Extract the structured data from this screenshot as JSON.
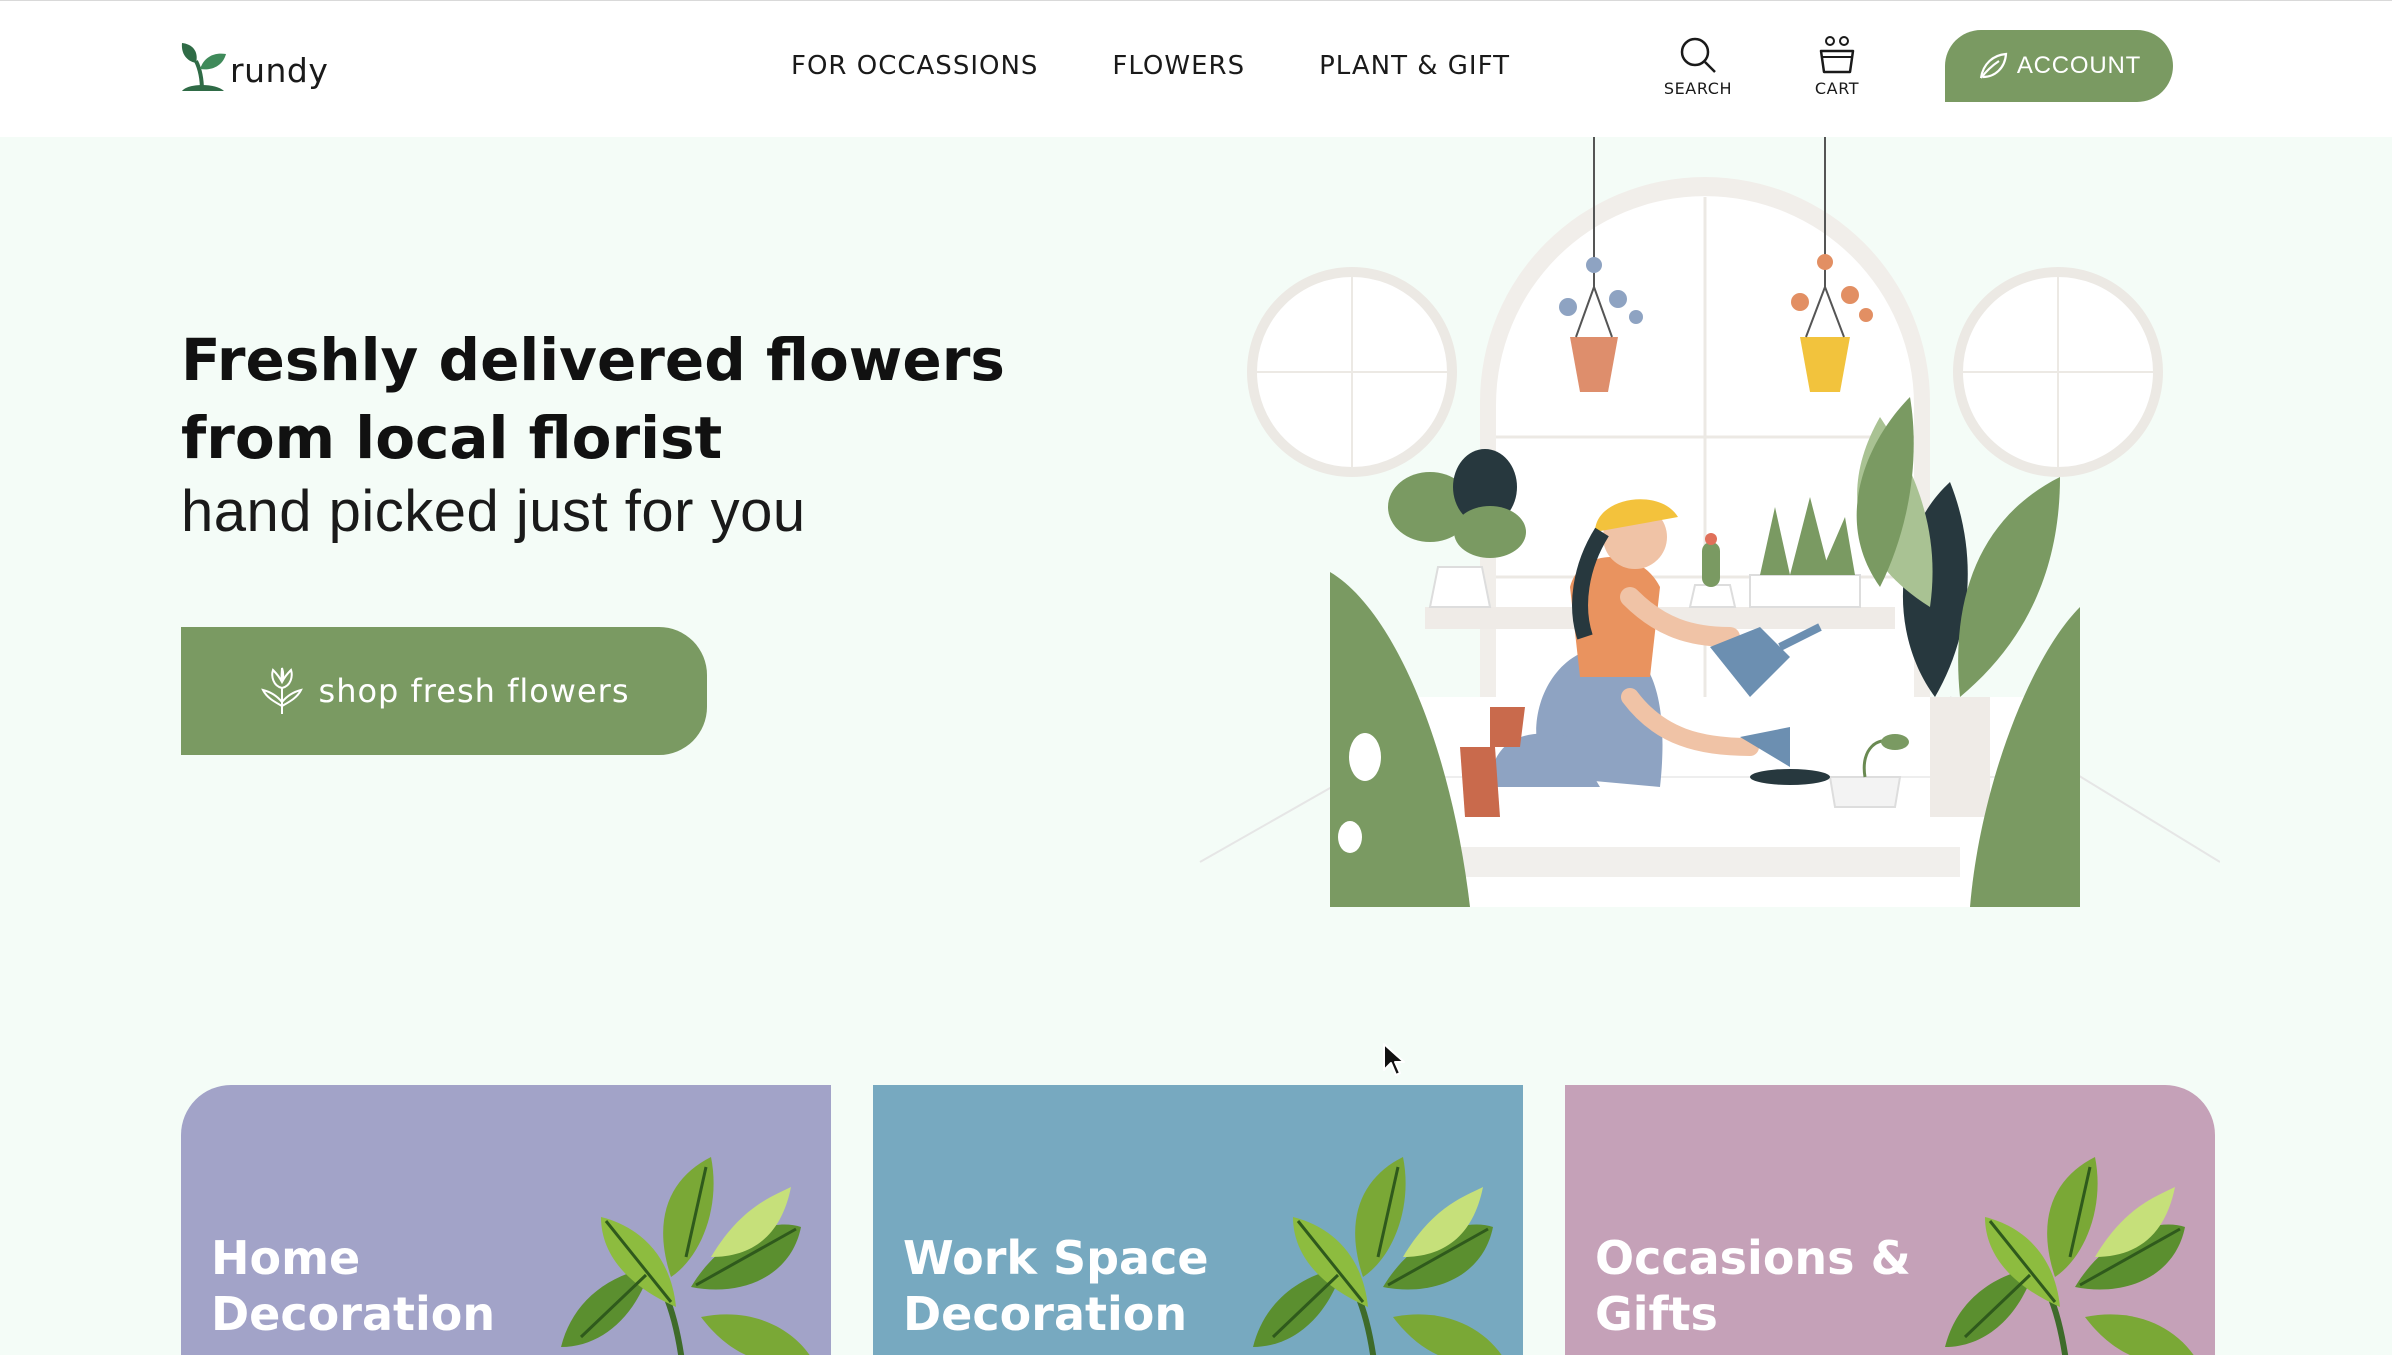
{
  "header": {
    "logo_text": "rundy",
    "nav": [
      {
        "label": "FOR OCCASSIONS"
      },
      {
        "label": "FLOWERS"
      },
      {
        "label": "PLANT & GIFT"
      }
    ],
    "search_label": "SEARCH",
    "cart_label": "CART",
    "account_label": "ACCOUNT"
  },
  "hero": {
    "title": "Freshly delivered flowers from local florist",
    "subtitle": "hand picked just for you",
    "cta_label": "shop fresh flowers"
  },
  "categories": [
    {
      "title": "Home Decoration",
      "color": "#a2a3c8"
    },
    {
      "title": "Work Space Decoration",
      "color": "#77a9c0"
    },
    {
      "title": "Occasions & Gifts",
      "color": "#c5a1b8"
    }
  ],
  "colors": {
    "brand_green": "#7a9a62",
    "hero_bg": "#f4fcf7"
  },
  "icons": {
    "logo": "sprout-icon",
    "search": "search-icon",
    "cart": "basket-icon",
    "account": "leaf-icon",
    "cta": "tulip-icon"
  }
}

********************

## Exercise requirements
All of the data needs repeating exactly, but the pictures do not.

## Solution to the exercise
Extract the structured data from this screenshot as JSON.
{
  "header": {
    "logo_text": "rundy",
    "nav": [
      {
        "label": "FOR OCCASSIONS"
      },
      {
        "label": "FLOWERS"
      },
      {
        "label": "PLANT & GIFT"
      }
    ],
    "search_label": "SEARCH",
    "cart_label": "CART",
    "account_label": "ACCOUNT"
  },
  "hero": {
    "title": "Freshly delivered flowers from local florist",
    "subtitle": "hand picked just for you",
    "cta_label": "shop fresh flowers"
  },
  "categories": [
    {
      "title": "Home Decoration",
      "color": "#a2a3c8"
    },
    {
      "title": "Work Space Decoration",
      "color": "#77a9c0"
    },
    {
      "title": "Occasions & Gifts",
      "color": "#c5a1b8"
    }
  ],
  "colors": {
    "brand_green": "#7a9a62",
    "hero_bg": "#f4fcf7"
  },
  "icons": {
    "logo": "sprout-icon",
    "search": "search-icon",
    "cart": "basket-icon",
    "account": "leaf-icon",
    "cta": "tulip-icon"
  }
}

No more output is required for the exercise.